Collected data
################

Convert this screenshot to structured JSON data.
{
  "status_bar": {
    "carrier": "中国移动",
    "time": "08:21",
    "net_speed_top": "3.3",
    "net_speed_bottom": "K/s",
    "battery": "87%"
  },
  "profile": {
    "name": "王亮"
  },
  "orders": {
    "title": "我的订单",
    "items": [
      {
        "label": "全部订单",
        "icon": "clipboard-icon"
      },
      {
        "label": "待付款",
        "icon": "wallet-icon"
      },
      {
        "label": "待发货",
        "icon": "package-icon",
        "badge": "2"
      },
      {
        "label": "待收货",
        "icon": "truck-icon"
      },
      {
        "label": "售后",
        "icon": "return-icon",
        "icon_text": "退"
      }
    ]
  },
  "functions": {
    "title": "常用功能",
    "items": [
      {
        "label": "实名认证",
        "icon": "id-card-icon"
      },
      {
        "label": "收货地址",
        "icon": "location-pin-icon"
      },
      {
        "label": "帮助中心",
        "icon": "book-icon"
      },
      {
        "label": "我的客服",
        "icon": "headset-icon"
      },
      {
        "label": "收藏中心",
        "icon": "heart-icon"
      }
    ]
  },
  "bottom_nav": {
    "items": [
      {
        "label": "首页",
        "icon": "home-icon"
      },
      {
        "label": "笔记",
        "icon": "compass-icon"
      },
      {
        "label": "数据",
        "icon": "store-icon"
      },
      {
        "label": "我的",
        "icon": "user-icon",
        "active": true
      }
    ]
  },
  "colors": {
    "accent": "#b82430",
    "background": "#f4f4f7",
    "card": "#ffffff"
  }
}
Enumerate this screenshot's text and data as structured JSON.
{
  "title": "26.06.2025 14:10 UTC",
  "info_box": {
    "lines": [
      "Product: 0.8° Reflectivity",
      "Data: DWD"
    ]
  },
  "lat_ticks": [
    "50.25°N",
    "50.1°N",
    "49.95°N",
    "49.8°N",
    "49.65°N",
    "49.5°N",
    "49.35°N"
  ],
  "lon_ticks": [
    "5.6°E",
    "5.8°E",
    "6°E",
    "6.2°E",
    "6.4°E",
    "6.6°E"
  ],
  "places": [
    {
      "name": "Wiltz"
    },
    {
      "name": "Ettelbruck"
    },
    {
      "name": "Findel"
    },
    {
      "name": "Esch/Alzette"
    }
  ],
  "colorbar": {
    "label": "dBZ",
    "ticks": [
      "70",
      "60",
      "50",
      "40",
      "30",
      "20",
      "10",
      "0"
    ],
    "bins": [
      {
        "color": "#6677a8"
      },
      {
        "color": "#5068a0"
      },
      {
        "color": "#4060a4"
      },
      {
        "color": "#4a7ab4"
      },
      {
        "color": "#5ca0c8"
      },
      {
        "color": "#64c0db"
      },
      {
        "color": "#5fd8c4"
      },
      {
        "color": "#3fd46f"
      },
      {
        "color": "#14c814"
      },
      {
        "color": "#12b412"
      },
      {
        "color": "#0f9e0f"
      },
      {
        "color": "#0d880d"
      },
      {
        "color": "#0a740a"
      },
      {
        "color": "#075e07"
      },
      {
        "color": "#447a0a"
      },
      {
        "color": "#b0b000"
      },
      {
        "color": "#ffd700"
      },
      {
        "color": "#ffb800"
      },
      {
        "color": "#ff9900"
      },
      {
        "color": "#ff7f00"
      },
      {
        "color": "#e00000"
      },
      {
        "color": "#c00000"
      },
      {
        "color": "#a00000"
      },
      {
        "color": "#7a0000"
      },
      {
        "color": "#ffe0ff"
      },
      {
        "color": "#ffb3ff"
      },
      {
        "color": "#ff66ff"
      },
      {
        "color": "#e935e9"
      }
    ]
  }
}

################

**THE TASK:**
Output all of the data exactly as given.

**YOUR SOLUTION:**
Convert this screenshot to structured JSON data.
{
  "status_bar": {
    "carrier": "中国移动",
    "time": "08:21",
    "net_speed_top": "3.3",
    "net_speed_bottom": "K/s",
    "battery": "87%"
  },
  "profile": {
    "name": "王亮"
  },
  "orders": {
    "title": "我的订单",
    "items": [
      {
        "label": "全部订单",
        "icon": "clipboard-icon"
      },
      {
        "label": "待付款",
        "icon": "wallet-icon"
      },
      {
        "label": "待发货",
        "icon": "package-icon",
        "badge": "2"
      },
      {
        "label": "待收货",
        "icon": "truck-icon"
      },
      {
        "label": "售后",
        "icon": "return-icon",
        "icon_text": "退"
      }
    ]
  },
  "functions": {
    "title": "常用功能",
    "items": [
      {
        "label": "实名认证",
        "icon": "id-card-icon"
      },
      {
        "label": "收货地址",
        "icon": "location-pin-icon"
      },
      {
        "label": "帮助中心",
        "icon": "book-icon"
      },
      {
        "label": "我的客服",
        "icon": "headset-icon"
      },
      {
        "label": "收藏中心",
        "icon": "heart-icon"
      }
    ]
  },
  "bottom_nav": {
    "items": [
      {
        "label": "首页",
        "icon": "home-icon"
      },
      {
        "label": "笔记",
        "icon": "compass-icon"
      },
      {
        "label": "数据",
        "icon": "store-icon"
      },
      {
        "label": "我的",
        "icon": "user-icon",
        "active": true
      }
    ]
  },
  "colors": {
    "accent": "#b82430",
    "background": "#f4f4f7",
    "card": "#ffffff"
  }
}
Enumerate this screenshot's text and data as structured JSON.
{
  "title": "26.06.2025 14:10 UTC",
  "info_box": {
    "lines": [
      "Product: 0.8° Reflectivity",
      "Data: DWD"
    ]
  },
  "lat_ticks": [
    "50.25°N",
    "50.1°N",
    "49.95°N",
    "49.8°N",
    "49.65°N",
    "49.5°N",
    "49.35°N"
  ],
  "lon_ticks": [
    "5.6°E",
    "5.8°E",
    "6°E",
    "6.2°E",
    "6.4°E",
    "6.6°E"
  ],
  "places": [
    {
      "name": "Wiltz"
    },
    {
      "name": "Ettelbruck"
    },
    {
      "name": "Findel"
    },
    {
      "name": "Esch/Alzette"
    }
  ],
  "colorbar": {
    "label": "dBZ",
    "ticks": [
      "70",
      "60",
      "50",
      "40",
      "30",
      "20",
      "10",
      "0"
    ],
    "bins": [
      {
        "color": "#6677a8"
      },
      {
        "color": "#5068a0"
      },
      {
        "color": "#4060a4"
      },
      {
        "color": "#4a7ab4"
      },
      {
        "color": "#5ca0c8"
      },
      {
        "color": "#64c0db"
      },
      {
        "color": "#5fd8c4"
      },
      {
        "color": "#3fd46f"
      },
      {
        "color": "#14c814"
      },
      {
        "color": "#12b412"
      },
      {
        "color": "#0f9e0f"
      },
      {
        "color": "#0d880d"
      },
      {
        "color": "#0a740a"
      },
      {
        "color": "#075e07"
      },
      {
        "color": "#447a0a"
      },
      {
        "color": "#b0b000"
      },
      {
        "color": "#ffd700"
      },
      {
        "color": "#ffb800"
      },
      {
        "color": "#ff9900"
      },
      {
        "color": "#ff7f00"
      },
      {
        "color": "#e00000"
      },
      {
        "color": "#c00000"
      },
      {
        "color": "#a00000"
      },
      {
        "color": "#7a0000"
      },
      {
        "color": "#ffe0ff"
      },
      {
        "color": "#ffb3ff"
      },
      {
        "color": "#ff66ff"
      },
      {
        "color": "#e935e9"
      }
    ]
  }
}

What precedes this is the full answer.